Revelation 19:11 says that when Christ comes back, He “judges and makes war”.  This is what was starting in Acts 2 (Joel 2).  Had Israel repented of killing their Christ and accepted Jesus as their Messiah, the tribulation would’ve occurred, and then they would’ve had their kingdom.  Acts 2 was the continuation of God’s ministry to Israel and was not the beginning of the Body of Christ (a term only found in Paul’s letters, not in any other book of the Bible), but God, in His rich mercy, stopped the prophetic program and now, through the ministry of the Apostle Paul, offers us reconciliation by His grace and peace.  That’s why Paul begins every letter this way.  Judgment and war should’ve followed the crucifixion, but God revealed “the mystery” of God’s grace to Paul for us instead.

This is why Galatians 2:8 shows the separation of the twelve’s apostleship to Israel from Paul’s apostleship to the Body of Christ.  The twelve were to attempt to turn Israel from their unbelief and to repent of killing their Christ, so that they could have their kingdom blessings on earth (Acts 3:19-20), while Paul was given “the mystery” to the Body of Christ, whose citizenship and blessings are in heaven.

The word of God says what it says.  Let’s not try to assume things that aren’t there due to tradition or our own theories.

When we understand the difference between “mystery” and “prophecy”, the Bible makes so much more sense and contradictions disappear.  If we think that it is all the same, then nothing but confusion reigns.
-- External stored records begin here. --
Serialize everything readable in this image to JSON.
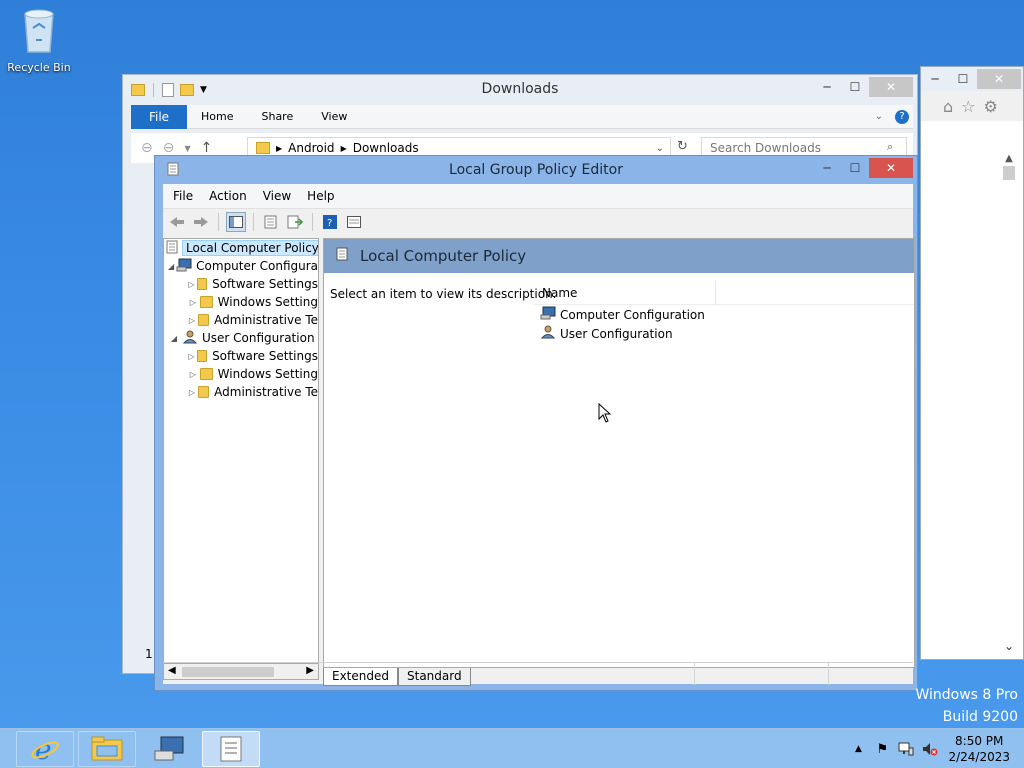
{
  "desktop": {
    "recycle_bin_label": "Recycle Bin",
    "edition_line1": "Windows 8 Pro",
    "edition_line2": "Build 9200"
  },
  "explorer": {
    "title": "Downloads",
    "ribbon_tabs": [
      "File",
      "Home",
      "Share",
      "View"
    ],
    "path": [
      "Android",
      "Downloads"
    ],
    "search_placeholder": "Search Downloads",
    "status_count": "1"
  },
  "gpe": {
    "title": "Local Group Policy Editor",
    "menu": [
      "File",
      "Action",
      "View",
      "Help"
    ],
    "tree": {
      "root": "Local Computer Policy",
      "computer": "Computer Configura",
      "computer_children": [
        "Software Settings",
        "Windows Setting",
        "Administrative Te"
      ],
      "user": "User Configuration",
      "user_children": [
        "Software Settings",
        "Windows Setting",
        "Administrative Te"
      ]
    },
    "pane_title": "Local Computer Policy",
    "description": "Select an item to view its description.",
    "column_name": "Name",
    "items": [
      "Computer Configuration",
      "User Configuration"
    ],
    "tabs": [
      "Extended",
      "Standard"
    ]
  },
  "taskbar": {
    "time": "8:50 PM",
    "date": "2/24/2023"
  }
}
Article written by Paul D. Pedro

Oakdale, Minnesota

Emphasis, highlighting and underlining added by author.

Copyright 2014